* [Requirement]:
Filter the entries beneath this task, copying only the lines that hold the word "HEIC".
[Provided records]
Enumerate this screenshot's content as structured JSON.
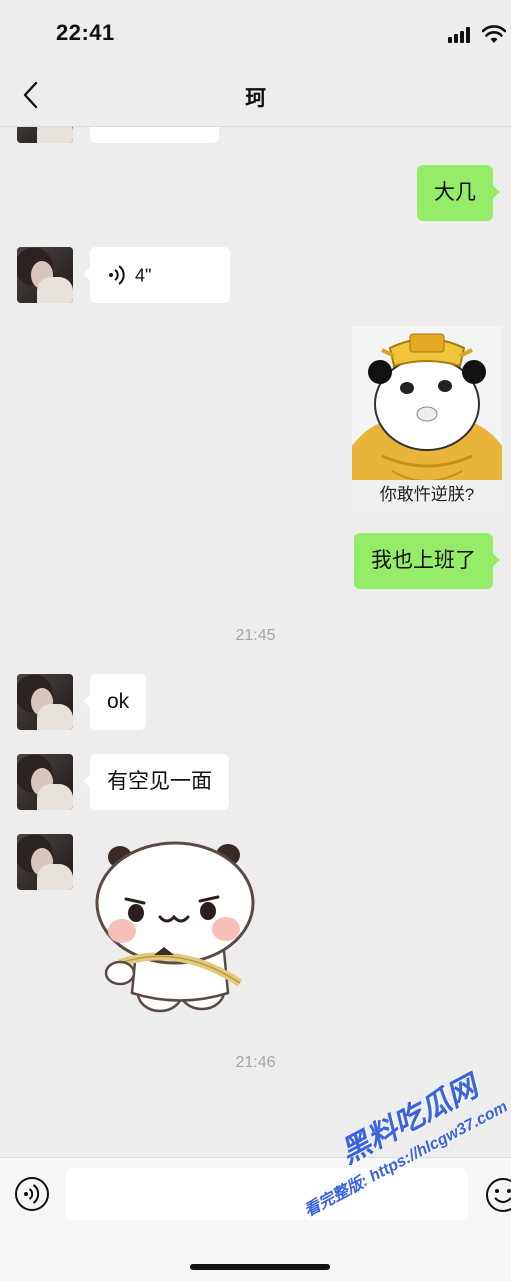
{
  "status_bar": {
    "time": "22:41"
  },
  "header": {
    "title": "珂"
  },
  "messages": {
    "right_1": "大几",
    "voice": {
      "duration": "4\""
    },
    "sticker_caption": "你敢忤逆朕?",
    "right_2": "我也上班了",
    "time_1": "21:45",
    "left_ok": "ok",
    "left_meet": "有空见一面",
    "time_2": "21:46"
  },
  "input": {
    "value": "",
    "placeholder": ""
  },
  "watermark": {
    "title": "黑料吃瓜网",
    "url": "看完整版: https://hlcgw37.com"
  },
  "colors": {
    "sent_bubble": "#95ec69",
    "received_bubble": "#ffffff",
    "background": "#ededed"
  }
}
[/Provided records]
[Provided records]
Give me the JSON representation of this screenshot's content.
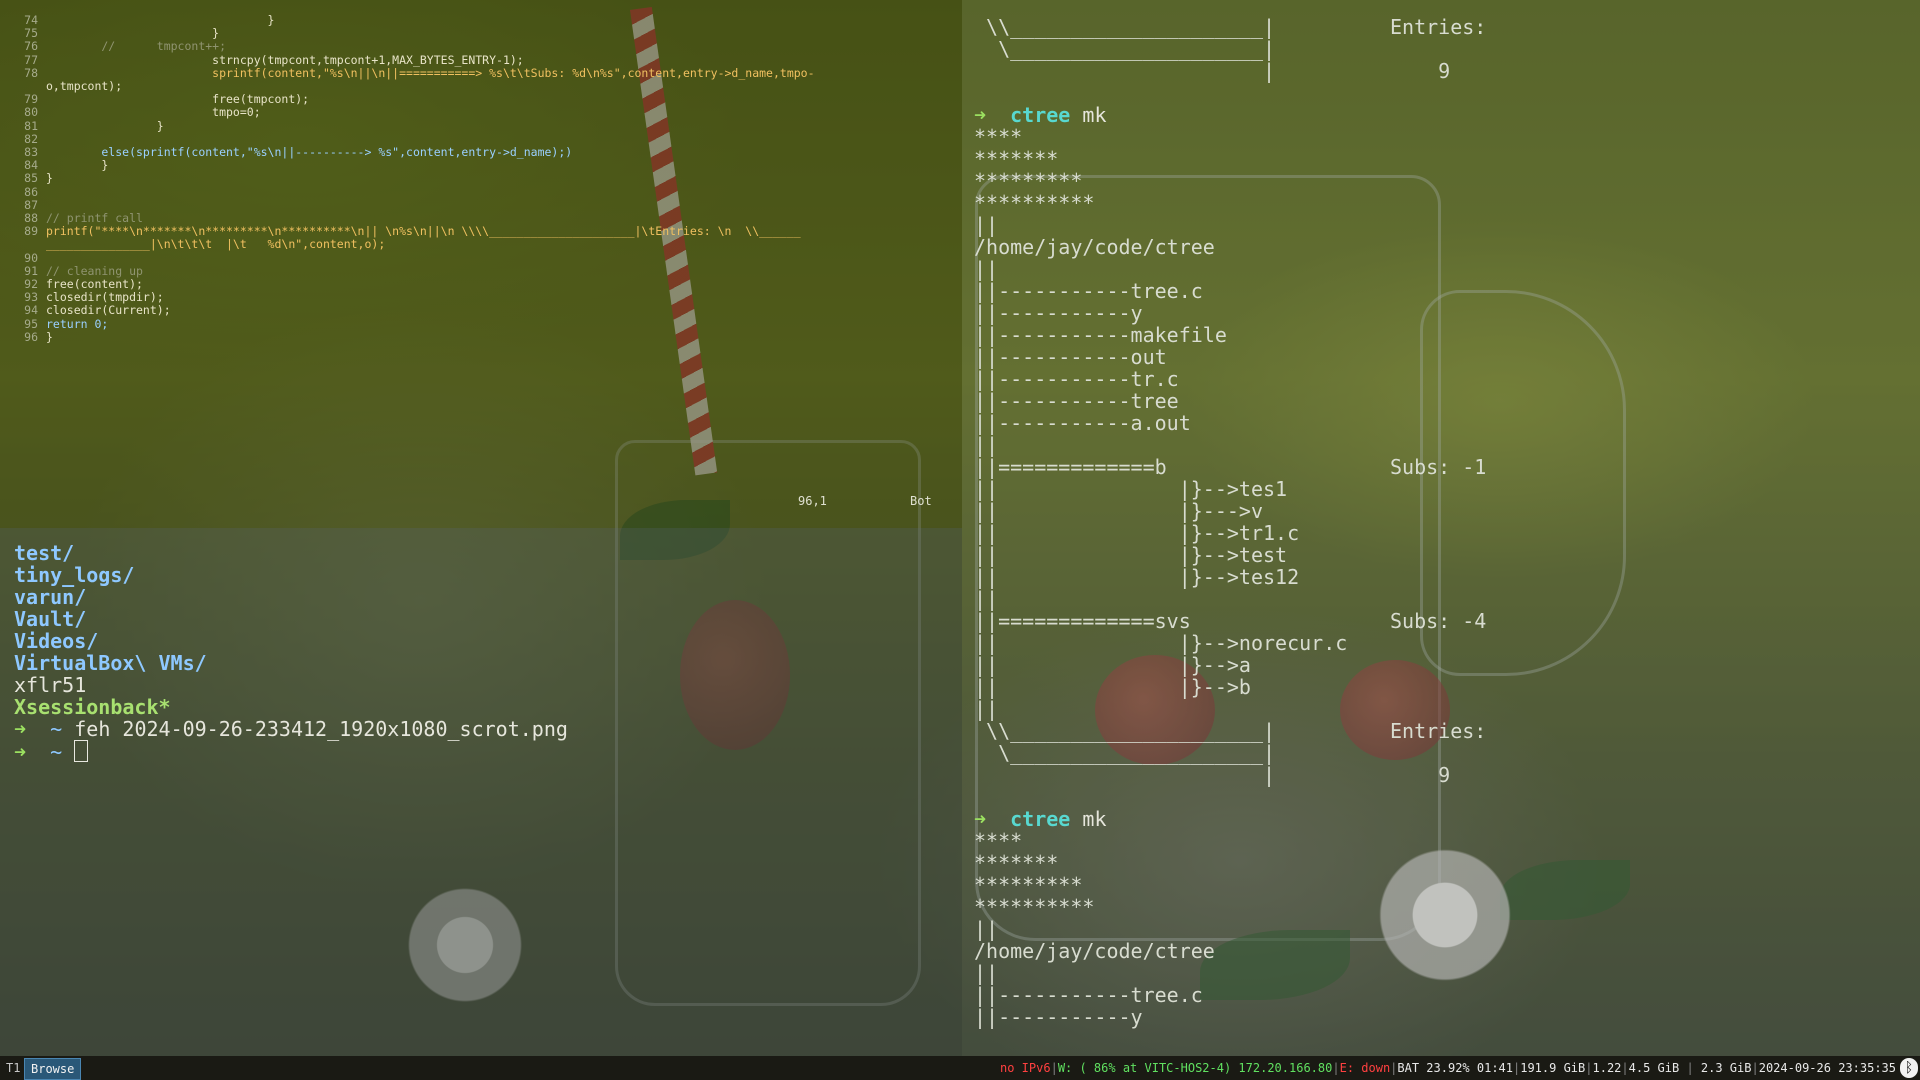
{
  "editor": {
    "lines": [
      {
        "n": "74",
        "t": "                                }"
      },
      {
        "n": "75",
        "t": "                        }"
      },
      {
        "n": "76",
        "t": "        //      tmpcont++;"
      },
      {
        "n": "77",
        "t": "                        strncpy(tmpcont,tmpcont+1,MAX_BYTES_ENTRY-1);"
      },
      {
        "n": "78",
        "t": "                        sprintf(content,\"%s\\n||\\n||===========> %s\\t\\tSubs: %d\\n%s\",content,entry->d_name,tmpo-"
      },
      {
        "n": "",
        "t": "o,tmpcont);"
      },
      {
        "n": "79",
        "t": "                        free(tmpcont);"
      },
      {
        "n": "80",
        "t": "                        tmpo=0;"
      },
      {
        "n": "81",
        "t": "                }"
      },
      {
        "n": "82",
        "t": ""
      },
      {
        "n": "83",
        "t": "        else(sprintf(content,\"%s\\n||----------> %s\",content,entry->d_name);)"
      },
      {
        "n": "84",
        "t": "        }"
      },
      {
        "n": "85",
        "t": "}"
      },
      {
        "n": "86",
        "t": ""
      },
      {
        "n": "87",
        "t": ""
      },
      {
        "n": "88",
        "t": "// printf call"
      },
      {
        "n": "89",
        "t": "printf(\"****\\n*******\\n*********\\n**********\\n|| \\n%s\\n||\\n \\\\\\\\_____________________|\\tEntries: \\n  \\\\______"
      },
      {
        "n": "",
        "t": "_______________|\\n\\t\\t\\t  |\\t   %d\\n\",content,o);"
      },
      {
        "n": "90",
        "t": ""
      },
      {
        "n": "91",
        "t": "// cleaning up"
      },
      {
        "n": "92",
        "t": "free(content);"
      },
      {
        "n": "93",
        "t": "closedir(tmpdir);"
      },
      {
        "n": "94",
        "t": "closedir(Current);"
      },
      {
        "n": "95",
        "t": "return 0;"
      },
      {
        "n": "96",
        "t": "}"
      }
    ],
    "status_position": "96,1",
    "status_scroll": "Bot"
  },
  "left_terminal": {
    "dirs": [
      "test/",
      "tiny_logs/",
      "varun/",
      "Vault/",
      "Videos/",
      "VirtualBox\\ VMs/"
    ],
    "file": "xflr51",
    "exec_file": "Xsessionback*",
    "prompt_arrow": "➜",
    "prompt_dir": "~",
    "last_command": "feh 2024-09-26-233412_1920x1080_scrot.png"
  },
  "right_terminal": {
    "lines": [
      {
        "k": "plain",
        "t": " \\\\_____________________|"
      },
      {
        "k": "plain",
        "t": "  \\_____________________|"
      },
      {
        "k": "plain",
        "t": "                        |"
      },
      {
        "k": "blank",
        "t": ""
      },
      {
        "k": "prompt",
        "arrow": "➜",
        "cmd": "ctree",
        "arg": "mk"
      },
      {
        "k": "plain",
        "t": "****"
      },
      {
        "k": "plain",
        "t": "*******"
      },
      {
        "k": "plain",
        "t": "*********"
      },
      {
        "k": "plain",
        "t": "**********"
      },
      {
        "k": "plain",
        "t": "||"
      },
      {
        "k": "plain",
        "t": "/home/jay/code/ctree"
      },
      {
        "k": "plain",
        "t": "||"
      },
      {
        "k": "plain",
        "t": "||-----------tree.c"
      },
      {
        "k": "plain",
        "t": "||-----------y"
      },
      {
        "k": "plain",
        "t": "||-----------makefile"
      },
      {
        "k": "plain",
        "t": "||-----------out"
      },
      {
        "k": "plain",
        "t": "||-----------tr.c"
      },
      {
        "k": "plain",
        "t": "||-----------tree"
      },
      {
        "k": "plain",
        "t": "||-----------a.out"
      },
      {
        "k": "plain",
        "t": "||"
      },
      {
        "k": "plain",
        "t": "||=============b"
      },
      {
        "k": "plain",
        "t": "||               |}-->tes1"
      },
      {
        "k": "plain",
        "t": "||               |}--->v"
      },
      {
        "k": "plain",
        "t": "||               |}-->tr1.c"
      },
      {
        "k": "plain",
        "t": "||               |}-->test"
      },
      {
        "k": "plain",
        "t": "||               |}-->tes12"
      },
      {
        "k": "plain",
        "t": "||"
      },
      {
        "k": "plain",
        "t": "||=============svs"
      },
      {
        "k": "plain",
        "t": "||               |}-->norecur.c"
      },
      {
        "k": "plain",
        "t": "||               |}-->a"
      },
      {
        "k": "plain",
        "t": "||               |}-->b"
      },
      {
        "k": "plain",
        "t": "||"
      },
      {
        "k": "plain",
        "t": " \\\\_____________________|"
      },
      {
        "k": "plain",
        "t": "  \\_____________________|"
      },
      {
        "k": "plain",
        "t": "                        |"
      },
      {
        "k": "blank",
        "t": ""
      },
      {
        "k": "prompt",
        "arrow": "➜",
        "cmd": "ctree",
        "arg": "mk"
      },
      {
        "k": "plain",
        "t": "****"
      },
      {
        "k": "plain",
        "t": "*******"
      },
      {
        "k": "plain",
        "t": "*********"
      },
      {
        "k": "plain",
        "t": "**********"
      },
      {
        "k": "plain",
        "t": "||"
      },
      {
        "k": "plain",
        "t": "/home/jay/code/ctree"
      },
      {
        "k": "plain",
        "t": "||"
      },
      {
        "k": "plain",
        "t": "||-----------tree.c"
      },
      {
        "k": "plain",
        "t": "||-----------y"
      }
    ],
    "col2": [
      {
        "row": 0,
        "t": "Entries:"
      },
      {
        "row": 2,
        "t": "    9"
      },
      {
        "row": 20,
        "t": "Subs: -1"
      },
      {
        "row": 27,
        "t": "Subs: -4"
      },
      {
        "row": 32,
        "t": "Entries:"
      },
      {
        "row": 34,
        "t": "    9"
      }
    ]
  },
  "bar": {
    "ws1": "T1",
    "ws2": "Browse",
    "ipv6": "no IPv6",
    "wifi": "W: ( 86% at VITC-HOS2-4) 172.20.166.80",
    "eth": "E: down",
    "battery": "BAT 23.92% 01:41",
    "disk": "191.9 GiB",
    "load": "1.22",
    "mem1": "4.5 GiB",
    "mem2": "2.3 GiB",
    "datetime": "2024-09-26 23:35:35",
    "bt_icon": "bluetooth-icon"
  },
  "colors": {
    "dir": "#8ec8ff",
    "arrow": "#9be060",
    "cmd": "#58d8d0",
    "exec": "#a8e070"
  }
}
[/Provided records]
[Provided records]
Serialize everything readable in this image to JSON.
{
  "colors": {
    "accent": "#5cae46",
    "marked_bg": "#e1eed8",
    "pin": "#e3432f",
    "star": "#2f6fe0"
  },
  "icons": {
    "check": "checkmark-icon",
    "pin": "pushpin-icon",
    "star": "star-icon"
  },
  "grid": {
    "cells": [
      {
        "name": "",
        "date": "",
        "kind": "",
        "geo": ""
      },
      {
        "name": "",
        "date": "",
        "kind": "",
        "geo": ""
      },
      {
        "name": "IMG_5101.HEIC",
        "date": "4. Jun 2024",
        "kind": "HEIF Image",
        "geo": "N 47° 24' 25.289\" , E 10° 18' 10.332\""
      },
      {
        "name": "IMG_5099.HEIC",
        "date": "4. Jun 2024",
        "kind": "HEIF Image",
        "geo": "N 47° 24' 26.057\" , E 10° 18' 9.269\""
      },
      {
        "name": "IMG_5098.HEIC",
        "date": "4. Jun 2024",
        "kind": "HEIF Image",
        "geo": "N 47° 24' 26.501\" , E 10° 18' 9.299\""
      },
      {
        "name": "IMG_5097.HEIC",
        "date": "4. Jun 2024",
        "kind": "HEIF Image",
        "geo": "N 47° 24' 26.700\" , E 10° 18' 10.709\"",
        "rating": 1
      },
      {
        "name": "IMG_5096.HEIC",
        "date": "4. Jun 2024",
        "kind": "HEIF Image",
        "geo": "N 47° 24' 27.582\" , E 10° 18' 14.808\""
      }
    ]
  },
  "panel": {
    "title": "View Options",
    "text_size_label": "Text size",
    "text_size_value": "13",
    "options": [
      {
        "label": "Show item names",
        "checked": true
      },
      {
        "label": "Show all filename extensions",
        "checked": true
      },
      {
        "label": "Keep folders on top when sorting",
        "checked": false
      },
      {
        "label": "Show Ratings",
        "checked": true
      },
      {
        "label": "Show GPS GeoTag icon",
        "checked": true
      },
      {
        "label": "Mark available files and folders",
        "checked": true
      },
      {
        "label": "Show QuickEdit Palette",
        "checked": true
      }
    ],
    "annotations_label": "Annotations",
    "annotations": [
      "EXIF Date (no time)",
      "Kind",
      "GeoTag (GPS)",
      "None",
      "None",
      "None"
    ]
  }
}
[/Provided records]
* [Output of the task]:
        "name": "IMG_5101.HEIC",
        "name": "IMG_5099.HEIC",
        "name": "IMG_5098.HEIC",
        "name": "IMG_5097.HEIC",
        "name": "IMG_5096.HEIC",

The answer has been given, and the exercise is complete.